LDS Baptism Annulled Due to Protest from Jews
Many people are aware of the unusual ritual of the Mormon Church in the practice of “proxy baptism.” This is the notion that someone now living can be baptized on behalf of someone else who has long been dead. This idea, with due respect to our sincere “Latter-day Saint” friends, is wholly adverse to the teaching of the Scriptures. The LDS doctrine contradicts many elements of Bible truth. Consider the following.
The Scriptures teach:
- Obedience is personal; not representative, and judgment will be on that basis (2 Corinthians 5:10). One can no more be baptized on behalf of another than he can “believe in Christ” or “repent of sin” on behalf of someone else.
- Neither disobedience nor obedience is transferable from one party to another. Read carefully Ezekiel 18:20, and note that neither sin nor righteousness is passed from one person to another; rather, each individual is responsible for his own conduct — be it bad or good.
- The passage in 1 Corinthians 15:29, employed by the Mormons as a proof-text, does not support the LDS practice. Rather, it constitutes an ad hominem argument (an argument highlighting an opponent’s inconsistency) against some in the Corinthian church who denied the future resurrection of the body (15:12). If there is to be no resurrection, why practice a baptism of the body — a body which, according to the Corinthian aberration, is destined for extinction? For a more thorough discussion of this text, see “Mormon Doctrine: Baptism for the Dead” and “Baptism for the Dead: Revisited”.
In view of this, I want to reproduce an article that recently appeared in the popular news journal, USA Today (April 13, p. 7D).
“Jewish and Mormon leaders have agreed to jointly scrutinize a Mormon database that includes the names of thousands of deceased Jews, including Holocaust victims, who were posthumously baptized into the Mormon church — the Church of Jesus Christ of Latter-day Saints. A committee with members of both religions will study how names get into the International Genealogical Index, which has an estimated 4 million entries. Mormons believe that proxy or vicarious baptism is required for deceased non-Mormons to reach heaven. After Jewish leaders initially protested the inclusion of Holocaust victims in the index, the two sides signed an agreement in 1995 removing the names of about 380,000 Holocaust victims from the list and halting further proxy baptism of Holocaust victims, celebrities or people who are not relatives of those seeking the baptism.
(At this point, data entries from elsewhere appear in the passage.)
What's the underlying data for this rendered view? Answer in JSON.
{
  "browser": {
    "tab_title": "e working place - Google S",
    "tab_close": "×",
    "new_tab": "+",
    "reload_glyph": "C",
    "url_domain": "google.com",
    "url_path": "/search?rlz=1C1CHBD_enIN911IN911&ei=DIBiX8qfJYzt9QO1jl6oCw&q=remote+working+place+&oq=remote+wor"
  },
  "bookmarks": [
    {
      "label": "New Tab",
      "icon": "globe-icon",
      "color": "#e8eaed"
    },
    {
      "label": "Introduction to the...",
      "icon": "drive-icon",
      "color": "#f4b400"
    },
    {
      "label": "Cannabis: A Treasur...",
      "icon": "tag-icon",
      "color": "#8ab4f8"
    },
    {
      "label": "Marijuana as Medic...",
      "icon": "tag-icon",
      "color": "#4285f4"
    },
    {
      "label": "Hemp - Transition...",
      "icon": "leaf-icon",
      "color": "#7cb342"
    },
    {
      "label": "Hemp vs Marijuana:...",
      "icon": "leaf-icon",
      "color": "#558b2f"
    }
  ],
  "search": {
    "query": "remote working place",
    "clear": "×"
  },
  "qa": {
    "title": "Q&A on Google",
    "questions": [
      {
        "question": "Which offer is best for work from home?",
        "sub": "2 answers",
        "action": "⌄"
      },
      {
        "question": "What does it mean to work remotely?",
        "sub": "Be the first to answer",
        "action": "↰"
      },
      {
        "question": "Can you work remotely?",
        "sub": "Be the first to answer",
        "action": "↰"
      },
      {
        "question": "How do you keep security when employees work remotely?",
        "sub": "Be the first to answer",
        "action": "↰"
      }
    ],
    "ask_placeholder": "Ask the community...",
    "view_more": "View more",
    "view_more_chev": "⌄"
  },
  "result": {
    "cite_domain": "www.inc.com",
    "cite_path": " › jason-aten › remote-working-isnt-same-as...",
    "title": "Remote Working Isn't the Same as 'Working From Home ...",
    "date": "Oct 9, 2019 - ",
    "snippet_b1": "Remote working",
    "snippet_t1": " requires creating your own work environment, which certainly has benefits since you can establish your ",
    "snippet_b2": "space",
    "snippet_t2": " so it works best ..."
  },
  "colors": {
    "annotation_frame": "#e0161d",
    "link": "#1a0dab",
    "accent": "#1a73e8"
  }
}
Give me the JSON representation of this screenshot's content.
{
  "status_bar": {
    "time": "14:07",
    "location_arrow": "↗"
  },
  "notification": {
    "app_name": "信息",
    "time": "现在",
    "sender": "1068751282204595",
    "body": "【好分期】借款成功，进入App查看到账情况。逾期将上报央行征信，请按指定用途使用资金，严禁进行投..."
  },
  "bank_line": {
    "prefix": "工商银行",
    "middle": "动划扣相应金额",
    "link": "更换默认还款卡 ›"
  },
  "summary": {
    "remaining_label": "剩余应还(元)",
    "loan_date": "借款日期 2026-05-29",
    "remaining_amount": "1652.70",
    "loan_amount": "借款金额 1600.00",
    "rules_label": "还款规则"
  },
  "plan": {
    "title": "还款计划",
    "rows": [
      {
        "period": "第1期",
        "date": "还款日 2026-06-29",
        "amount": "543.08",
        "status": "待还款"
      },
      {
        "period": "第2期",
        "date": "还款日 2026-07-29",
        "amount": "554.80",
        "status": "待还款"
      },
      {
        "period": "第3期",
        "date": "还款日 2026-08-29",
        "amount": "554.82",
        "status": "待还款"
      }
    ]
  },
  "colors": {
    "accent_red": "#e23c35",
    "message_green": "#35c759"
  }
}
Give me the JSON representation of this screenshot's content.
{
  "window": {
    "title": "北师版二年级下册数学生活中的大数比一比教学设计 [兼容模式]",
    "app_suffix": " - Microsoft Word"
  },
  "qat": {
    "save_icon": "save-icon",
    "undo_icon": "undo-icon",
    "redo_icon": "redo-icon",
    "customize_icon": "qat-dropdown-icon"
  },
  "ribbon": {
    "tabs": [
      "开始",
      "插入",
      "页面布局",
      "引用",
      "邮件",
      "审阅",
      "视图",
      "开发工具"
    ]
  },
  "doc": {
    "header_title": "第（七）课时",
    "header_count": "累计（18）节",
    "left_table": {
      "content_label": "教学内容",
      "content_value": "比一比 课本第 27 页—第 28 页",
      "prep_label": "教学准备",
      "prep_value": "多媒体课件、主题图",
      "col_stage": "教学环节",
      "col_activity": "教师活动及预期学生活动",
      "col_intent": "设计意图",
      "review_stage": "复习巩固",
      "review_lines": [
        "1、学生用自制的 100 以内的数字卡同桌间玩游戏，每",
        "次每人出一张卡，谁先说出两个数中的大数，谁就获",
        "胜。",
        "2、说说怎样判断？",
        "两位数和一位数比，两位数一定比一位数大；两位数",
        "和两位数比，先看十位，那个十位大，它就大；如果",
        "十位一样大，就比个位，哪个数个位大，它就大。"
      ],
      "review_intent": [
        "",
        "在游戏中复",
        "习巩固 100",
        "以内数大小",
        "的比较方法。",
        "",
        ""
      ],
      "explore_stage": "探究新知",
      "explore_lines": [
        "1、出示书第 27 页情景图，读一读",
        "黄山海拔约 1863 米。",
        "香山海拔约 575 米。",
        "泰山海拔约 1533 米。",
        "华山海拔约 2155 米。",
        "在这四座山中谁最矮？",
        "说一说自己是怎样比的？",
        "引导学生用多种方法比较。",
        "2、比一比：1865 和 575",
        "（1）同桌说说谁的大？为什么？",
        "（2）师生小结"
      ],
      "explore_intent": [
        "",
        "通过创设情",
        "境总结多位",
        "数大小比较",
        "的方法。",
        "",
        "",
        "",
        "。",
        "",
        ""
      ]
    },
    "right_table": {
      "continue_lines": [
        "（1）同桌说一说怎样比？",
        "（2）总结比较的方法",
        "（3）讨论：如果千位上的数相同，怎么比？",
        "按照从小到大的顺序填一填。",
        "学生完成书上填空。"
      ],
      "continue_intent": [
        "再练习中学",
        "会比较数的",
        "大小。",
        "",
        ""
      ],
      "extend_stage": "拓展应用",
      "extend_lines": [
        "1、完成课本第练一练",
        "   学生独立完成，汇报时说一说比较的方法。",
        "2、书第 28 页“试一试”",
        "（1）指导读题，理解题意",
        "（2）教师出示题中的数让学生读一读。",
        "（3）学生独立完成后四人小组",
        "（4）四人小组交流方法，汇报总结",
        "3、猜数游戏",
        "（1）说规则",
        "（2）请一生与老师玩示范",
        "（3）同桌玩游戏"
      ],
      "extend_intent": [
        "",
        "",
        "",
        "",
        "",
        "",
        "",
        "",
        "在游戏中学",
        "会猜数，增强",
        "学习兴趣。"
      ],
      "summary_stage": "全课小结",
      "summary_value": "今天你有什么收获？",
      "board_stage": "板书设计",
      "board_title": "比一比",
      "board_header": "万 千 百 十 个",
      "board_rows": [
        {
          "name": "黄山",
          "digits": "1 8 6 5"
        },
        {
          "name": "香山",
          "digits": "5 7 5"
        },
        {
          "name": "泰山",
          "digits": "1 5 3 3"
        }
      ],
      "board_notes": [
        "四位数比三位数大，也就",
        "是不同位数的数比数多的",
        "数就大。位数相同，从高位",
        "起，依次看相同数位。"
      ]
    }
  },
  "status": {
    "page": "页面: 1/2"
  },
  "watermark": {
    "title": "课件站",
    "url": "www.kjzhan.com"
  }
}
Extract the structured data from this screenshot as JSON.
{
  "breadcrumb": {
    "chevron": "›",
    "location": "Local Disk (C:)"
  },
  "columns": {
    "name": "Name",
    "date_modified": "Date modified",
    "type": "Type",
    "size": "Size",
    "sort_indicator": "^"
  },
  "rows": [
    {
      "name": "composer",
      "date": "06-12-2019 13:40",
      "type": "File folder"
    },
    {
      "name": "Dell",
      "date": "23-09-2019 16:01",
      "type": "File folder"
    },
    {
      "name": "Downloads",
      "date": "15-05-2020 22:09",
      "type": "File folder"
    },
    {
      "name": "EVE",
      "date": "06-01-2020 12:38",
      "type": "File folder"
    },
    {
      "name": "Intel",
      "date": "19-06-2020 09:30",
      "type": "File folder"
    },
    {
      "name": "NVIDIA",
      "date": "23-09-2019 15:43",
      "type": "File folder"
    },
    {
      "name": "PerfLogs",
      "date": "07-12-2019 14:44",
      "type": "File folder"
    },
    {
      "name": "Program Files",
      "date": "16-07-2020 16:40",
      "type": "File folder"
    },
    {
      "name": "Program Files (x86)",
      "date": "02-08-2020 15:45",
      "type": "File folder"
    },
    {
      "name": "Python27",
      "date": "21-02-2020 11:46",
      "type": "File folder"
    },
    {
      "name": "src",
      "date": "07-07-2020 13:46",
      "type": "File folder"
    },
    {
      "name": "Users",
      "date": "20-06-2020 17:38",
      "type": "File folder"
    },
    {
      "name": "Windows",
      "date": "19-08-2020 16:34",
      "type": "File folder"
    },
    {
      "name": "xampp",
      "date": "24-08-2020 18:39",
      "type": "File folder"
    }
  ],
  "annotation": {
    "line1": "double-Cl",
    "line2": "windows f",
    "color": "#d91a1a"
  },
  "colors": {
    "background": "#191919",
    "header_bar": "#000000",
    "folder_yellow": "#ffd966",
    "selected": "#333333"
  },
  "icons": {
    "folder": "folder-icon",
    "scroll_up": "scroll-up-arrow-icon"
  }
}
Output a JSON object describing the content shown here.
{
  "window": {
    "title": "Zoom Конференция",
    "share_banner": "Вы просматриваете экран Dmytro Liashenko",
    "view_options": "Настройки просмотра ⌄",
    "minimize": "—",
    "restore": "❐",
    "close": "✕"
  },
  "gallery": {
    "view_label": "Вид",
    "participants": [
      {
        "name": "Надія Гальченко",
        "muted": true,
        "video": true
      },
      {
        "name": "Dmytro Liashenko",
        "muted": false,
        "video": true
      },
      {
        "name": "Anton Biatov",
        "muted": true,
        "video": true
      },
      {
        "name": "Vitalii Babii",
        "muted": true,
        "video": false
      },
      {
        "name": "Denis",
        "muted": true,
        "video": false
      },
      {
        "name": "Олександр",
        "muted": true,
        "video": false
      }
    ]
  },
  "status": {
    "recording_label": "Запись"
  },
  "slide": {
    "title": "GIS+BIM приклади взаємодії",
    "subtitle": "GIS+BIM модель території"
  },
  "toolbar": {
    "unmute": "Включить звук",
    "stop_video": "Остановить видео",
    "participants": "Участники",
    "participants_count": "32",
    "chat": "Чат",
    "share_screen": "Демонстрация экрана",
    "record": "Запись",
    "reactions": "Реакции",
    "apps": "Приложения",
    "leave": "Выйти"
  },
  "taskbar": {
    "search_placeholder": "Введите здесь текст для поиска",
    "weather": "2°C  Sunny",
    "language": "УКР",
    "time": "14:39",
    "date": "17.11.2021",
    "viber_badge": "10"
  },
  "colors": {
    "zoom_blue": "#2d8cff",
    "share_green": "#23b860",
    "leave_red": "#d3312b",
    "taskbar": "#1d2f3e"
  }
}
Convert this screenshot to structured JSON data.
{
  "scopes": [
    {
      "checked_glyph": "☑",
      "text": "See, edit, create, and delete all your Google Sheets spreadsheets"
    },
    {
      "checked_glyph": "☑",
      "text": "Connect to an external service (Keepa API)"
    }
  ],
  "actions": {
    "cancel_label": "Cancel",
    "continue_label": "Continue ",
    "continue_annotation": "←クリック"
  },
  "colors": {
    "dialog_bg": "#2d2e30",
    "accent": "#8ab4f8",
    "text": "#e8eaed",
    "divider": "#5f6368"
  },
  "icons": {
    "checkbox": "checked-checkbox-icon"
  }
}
Mormon officials said this week the agreement didn’t guarantee proxy baptisms for deceased Jews would never occur.”
Several observations are in order.
- If the Mormons really believe that the salvation of millions of dead people is dependent upon what they do (i.e., submitting to many baptisms on behalf of others), why on earth would they mutually sign a contract with the Jews not to practice “proxy baptism” on behalf of victims of the Holocaust? Is Bible truth on the “trading block,” so that it may be bargained away because someone is upset over a matter?
- What does it now mean — that many of the Jewish names have been removed from the Mormon database? Does this suggest that their names are removed henceforth from the “book of life” — as they perceive the matter? Can one’s genuine “salvation” be nullified by another’s post-mortem protest? If that were the case, the effect of Christ’s death would have been made void centuries ago, for the Jews have protested the significance of that event ever since it occurred!
- And what of the Mormon statement that the signing of the “truce” did not actually “guarantee proxy baptisms for deceased Jews would never occur.” That sounds like the Mormon signatories had their “fingers crossed” behind their backs as they, supposedly in good faith, signed the document with the other hand! “Oh what a tangled web we weave, when once we practice to deceive.”
The truth of the matter is, as they have done so often in the past (e.g., in the cases of polygamy, and the alleged spiritual status of black people), Mormons have shown once again that their convictions are negotiable to the loudest complainers!
About the Author
Wayne Jackson has written for and edited the Christian Courier since its inception in 1965. He has also written several books on a variety of biblical topics including The Bible and Science, Creation, Evolution, and the Age of the Earth, The Bible on Trial, and a number of commentaries. He lives in Stockton, California with his dear wife, and life-long partner, Betty.